**WHAT THE TASK ASKS**: Copy out every line of the records in which "battery" can be found.

+++ PROVIDED DATA

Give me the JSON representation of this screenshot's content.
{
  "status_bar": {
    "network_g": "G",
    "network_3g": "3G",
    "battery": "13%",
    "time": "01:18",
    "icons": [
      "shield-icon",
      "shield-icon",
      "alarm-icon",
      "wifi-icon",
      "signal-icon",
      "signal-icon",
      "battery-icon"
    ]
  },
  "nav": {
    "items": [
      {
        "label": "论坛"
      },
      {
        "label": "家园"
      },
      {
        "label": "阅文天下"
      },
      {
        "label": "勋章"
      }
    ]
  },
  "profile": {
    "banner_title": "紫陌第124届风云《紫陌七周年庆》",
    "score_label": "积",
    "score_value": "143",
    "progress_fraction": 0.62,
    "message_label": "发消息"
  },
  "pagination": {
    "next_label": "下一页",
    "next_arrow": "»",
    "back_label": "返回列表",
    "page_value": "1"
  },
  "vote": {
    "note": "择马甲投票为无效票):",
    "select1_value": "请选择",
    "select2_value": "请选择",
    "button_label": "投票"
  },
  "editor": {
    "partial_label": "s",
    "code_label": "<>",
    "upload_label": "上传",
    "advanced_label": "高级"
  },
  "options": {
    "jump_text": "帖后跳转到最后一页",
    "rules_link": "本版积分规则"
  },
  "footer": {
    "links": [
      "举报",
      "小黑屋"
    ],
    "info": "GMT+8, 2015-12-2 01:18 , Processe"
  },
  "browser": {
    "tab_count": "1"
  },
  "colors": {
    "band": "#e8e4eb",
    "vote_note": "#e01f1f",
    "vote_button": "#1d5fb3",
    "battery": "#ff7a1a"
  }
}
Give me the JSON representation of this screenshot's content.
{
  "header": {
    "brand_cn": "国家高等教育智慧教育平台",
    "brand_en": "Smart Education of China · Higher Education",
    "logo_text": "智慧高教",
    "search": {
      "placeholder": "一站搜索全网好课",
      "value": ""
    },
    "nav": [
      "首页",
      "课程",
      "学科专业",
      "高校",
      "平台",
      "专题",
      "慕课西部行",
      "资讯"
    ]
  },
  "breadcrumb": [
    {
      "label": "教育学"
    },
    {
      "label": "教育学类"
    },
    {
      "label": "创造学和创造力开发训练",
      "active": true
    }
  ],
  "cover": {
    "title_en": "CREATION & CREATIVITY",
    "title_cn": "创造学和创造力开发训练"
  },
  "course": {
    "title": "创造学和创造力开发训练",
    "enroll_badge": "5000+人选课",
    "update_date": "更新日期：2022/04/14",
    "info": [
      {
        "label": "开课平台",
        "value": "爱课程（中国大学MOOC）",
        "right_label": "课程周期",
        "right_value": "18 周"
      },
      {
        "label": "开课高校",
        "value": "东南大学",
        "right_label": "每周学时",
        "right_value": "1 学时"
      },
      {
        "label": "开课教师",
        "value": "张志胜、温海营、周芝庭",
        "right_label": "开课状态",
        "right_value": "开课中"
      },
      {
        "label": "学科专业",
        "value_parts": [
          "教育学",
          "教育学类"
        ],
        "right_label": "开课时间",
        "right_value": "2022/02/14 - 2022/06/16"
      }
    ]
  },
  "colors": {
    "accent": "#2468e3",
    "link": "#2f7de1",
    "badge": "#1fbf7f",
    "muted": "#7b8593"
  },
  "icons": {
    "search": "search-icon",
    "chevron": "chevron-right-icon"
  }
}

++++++

**ANSWER AREA**:
    "battery": "13%",
      "battery-icon"
    "battery": "#ff7a1a"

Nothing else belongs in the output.